-- Opening Marker --

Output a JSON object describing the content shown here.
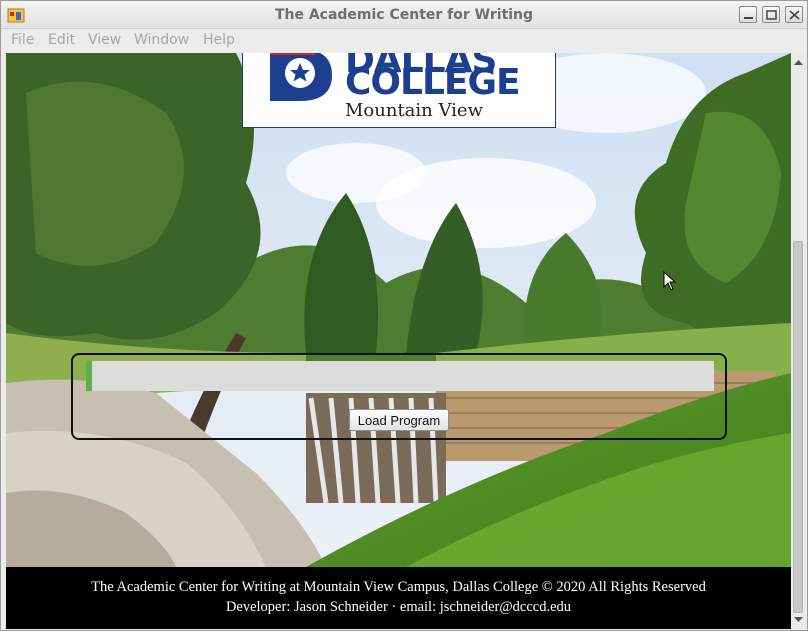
{
  "window": {
    "title": "The Academic Center for Writing",
    "app_icon": "java-app-icon",
    "controls": {
      "minimize": "minimize-icon",
      "maximize": "maximize-icon",
      "close": "close-icon"
    }
  },
  "menubar": {
    "items": [
      {
        "label": "File"
      },
      {
        "label": "Edit"
      },
      {
        "label": "View"
      },
      {
        "label": "Window"
      },
      {
        "label": "Help"
      }
    ]
  },
  "logo": {
    "line1": "DALLAS",
    "line2": "COLLEGE",
    "line3": "Mountain View",
    "brand_color": "#1d3f8f",
    "accent_color": "#d0272e"
  },
  "loader": {
    "progress_fraction": 0.01,
    "progress_color": "#5bb04a",
    "button_label": "Load Program"
  },
  "footer": {
    "line1": "The Academic Center for Writing at Mountain View Campus, Dallas College © 2020 All Rights Reserved",
    "line2": "Developer: Jason Schneider · email: jschneider@dcccd.edu"
  }
}
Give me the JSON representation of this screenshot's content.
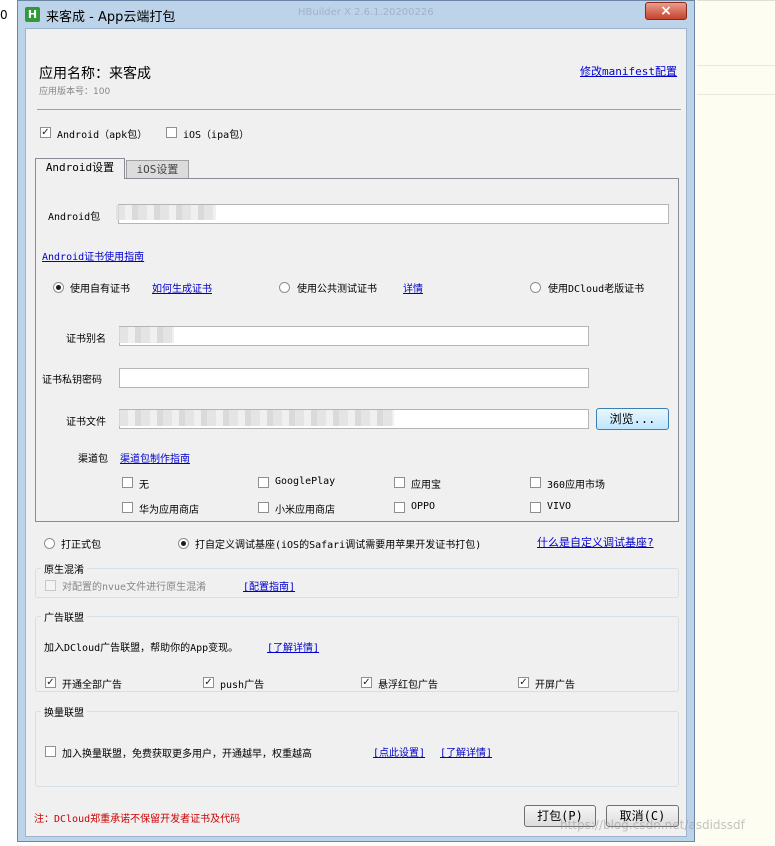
{
  "window": {
    "title": "来客成 - App云端打包",
    "close": "×"
  },
  "background": {
    "left_char": "0",
    "faded_title": "HBuilder X 2.6.1.20200226"
  },
  "header": {
    "app_name_label": "应用名称：来客成",
    "version_label": "应用版本号：100",
    "manifest_link": "修改manifest配置"
  },
  "platforms": {
    "android": "Android（apk包）",
    "ios": "iOS（ipa包）"
  },
  "tabs": [
    {
      "label": "Android设置"
    },
    {
      "label": "iOS设置"
    }
  ],
  "android": {
    "package_label": "Android包",
    "cert_guide_link": "Android证书使用指南",
    "cert_options": {
      "own": "使用自有证书",
      "own_link": "如何生成证书",
      "public": "使用公共测试证书",
      "public_link": "详情",
      "old": "使用DCloud老版证书"
    },
    "alias_label": "证书别名",
    "password_label": "证书私钥密码",
    "file_label": "证书文件",
    "browse_button": "浏览...",
    "channel_label": "渠道包",
    "channel_link": "渠道包制作指南",
    "channels": [
      "无",
      "GooglePlay",
      "应用宝",
      "360应用市场",
      "华为应用商店",
      "小米应用商店",
      "OPPO",
      "VIVO"
    ]
  },
  "build_mode": {
    "formal": "打正式包",
    "custom": "打自定义调试基座(iOS的Safari调试需要用苹果开发证书打包)",
    "custom_link": "什么是自定义调试基座?"
  },
  "obfuscation": {
    "title": "原生混淆",
    "checkbox": "对配置的nvue文件进行原生混淆",
    "link": "[配置指南]"
  },
  "ads": {
    "title": "广告联盟",
    "desc": "加入DCloud广告联盟，帮助你的App变现。",
    "link": "[了解详情]",
    "options": [
      "开通全部广告",
      "push广告",
      "悬浮红包广告",
      "开屏广告"
    ]
  },
  "exchange": {
    "title": "换量联盟",
    "checkbox": "加入换量联盟，免费获取更多用户，开通越早，权重越高",
    "link_settings": "[点此设置]",
    "link_details": "[了解详情]"
  },
  "footer": {
    "note": "注：DCloud郑重承诺不保留开发者证书及代码",
    "build_button": "打包(P)",
    "cancel_button": "取消(C)",
    "watermark": "https://blog.csdn.net/asdidssdf"
  },
  "colors": {
    "note": "#cc0000",
    "link": "#0000cc",
    "close": "#c7432b"
  }
}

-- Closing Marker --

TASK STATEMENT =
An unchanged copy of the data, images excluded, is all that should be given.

REPLY =
Output a JSON object describing the content shown here.
{
  "window": {
    "title": "The Academic Center for Writing",
    "app_icon": "java-app-icon",
    "controls": {
      "minimize": "minimize-icon",
      "maximize": "maximize-icon",
      "close": "close-icon"
    }
  },
  "menubar": {
    "items": [
      {
        "label": "File"
      },
      {
        "label": "Edit"
      },
      {
        "label": "View"
      },
      {
        "label": "Window"
      },
      {
        "label": "Help"
      }
    ]
  },
  "logo": {
    "line1": "DALLAS",
    "line2": "COLLEGE",
    "line3": "Mountain View",
    "brand_color": "#1d3f8f",
    "accent_color": "#d0272e"
  },
  "loader": {
    "progress_fraction": 0.01,
    "progress_color": "#5bb04a",
    "button_label": "Load Program"
  },
  "footer": {
    "line1": "The Academic Center for Writing at Mountain View Campus, Dallas College © 2020 All Rights Reserved",
    "line2": "Developer: Jason Schneider · email: jschneider@dcccd.edu"
  }
}
Give me the JSON representation of this screenshot's content.
{
  "window": {
    "title": "来客成 - App云端打包",
    "close": "×"
  },
  "background": {
    "left_char": "0",
    "faded_title": "HBuilder X 2.6.1.20200226"
  },
  "header": {
    "app_name_label": "应用名称：来客成",
    "version_label": "应用版本号：100",
    "manifest_link": "修改manifest配置"
  },
  "platforms": {
    "android": "Android（apk包）",
    "ios": "iOS（ipa包）"
  },
  "tabs": [
    {
      "label": "Android设置"
    },
    {
      "label": "iOS设置"
    }
  ],
  "android": {
    "package_label": "Android包",
    "cert_guide_link": "Android证书使用指南",
    "cert_options": {
      "own": "使用自有证书",
      "own_link": "如何生成证书",
      "public": "使用公共测试证书",
      "public_link": "详情",
      "old": "使用DCloud老版证书"
    },
    "alias_label": "证书别名",
    "password_label": "证书私钥密码",
    "file_label": "证书文件",
    "browse_button": "浏览...",
    "channel_label": "渠道包",
    "channel_link": "渠道包制作指南",
    "channels": [
      "无",
      "GooglePlay",
      "应用宝",
      "360应用市场",
      "华为应用商店",
      "小米应用商店",
      "OPPO",
      "VIVO"
    ]
  },
  "build_mode": {
    "formal": "打正式包",
    "custom": "打自定义调试基座(iOS的Safari调试需要用苹果开发证书打包)",
    "custom_link": "什么是自定义调试基座?"
  },
  "obfuscation": {
    "title": "原生混淆",
    "checkbox": "对配置的nvue文件进行原生混淆",
    "link": "[配置指南]"
  },
  "ads": {
    "title": "广告联盟",
    "desc": "加入DCloud广告联盟，帮助你的App变现。",
    "link": "[了解详情]",
    "options": [
      "开通全部广告",
      "push广告",
      "悬浮红包广告",
      "开屏广告"
    ]
  },
  "exchange": {
    "title": "换量联盟",
    "checkbox": "加入换量联盟，免费获取更多用户，开通越早，权重越高",
    "link_settings": "[点此设置]",
    "link_details": "[了解详情]"
  },
  "footer": {
    "note": "注：DCloud郑重承诺不保留开发者证书及代码",
    "build_button": "打包(P)",
    "cancel_button": "取消(C)",
    "watermark": "https://blog.csdn.net/asdidssdf"
  },
  "colors": {
    "note": "#cc0000",
    "link": "#0000cc",
    "close": "#c7432b"
  }
}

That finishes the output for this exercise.